Dr. Nakamura’s invention earned him many accolades and rewards since its initial creation in the early 1990s. In 2014, Dr. Nakamura and his colleagues were awarded the Nobel Prize in Physics for the invention of the blue LED.
And just recently, Dr. Nakamura and other LED pioneers received the 2021 Queen Elizabeth Prize for Engineering.
“I was so surprised and so happy,” Dr. Nakamura told the News-Press, adding that he felt honored to be recognized by such a famous international figure. “It’s the most popular name all over the world, and I became so excited and so happy because this is a very prestigious award.”
Dr. Nakamura, alongside LED pioneers Isamu Akaski, Nick Holonyak, Jr., M. George Craford and Russell Dupris, were awarded “not only for the global impact of LED and solid-state lighting but also for the tremendous contribution the technology has made and will continue to make, to reducing energy consumption and addressing climate change,” the QEPrize Foundation said.
According to the foundation, LED lighting is 75% more efficient than traditional fluorescent bulbs and lasts 25 times longer than traditional bulbs.
Currently, Dr. Nakamura is a materials professor in the USCB College of Engineering.
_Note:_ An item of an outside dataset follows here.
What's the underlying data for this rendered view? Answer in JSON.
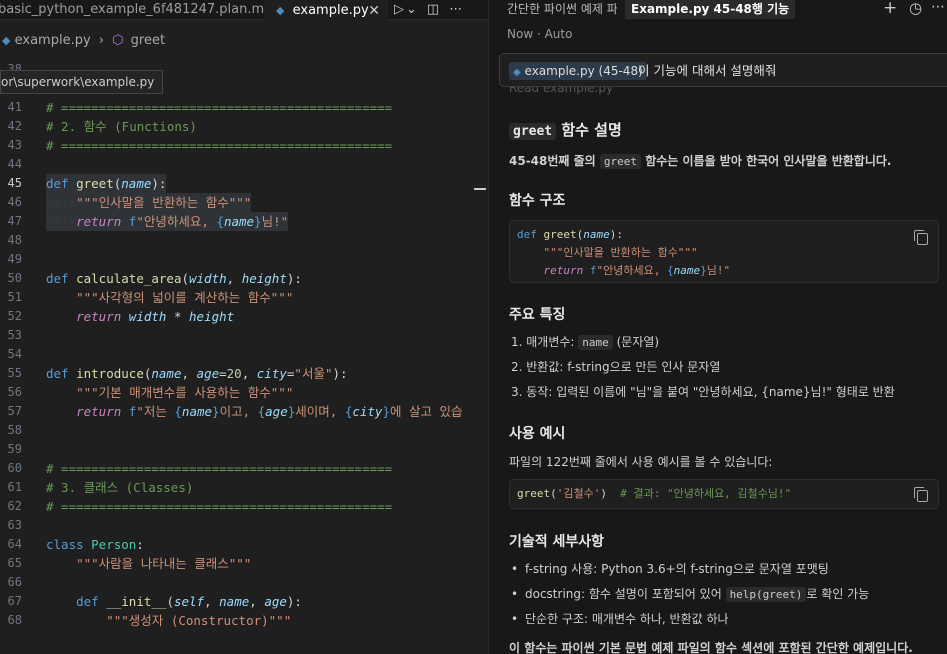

Advances in engineering are a driving force for the improvement of human life, Dr. Nakamura said.
“I think engineering is very important to improving human life because in engineering you have to make some sort of project,” Dr. Nakamura said. “It brings great improvement to human life.”
A number of Dr. Nakamura’s colleagues commended the engineer for receiving the Queen Elizabeth Prize this year, reflecting on his revolutionary discovery that illuminated the world in ways never before seen.
“Our campus is overjoyed that Professor Nakamura, along with four other colleagues, has received this international prize that is among the top engineering awards in the world, recognizing their transformational innovation that is of monumental benefit to humankind,” UCSB Chancellor Henry T. Yang said in a statement.
He added, “LED-based solid-state illumination is now widely deployed and realizing huge energy savings, (like) reducing greenhouse gases that are impacting climate change and helping to create sustainable lighting for the developing world.”
Steven DenBaars, a fellow engineering professor at UCSB, said in a statement that Dr. Nakamura’s accomplishments have resulted in a “10-fold” increase in energy-efficient lighting and are helping to pave the way to a significant drop in U.S. energy consumption.
The winners of the Queen Elizabeth Prize will be honored in a ceremony later this year and will be awarded a monetary prize of 1 million pounds.
“This year’s prize winners have not only helped humanity to achieve a greater degree of mastery over the environment, they have enabled us to do so in a sustainable way,” Lord Browne of Madingley, chair of the Queen Elizabeth Prize Foundation, said in a statement. “They have created a product which we now take for granted, but which will play a major role in ensuring that humanity can live in harmony with nature for many more centuries to come.”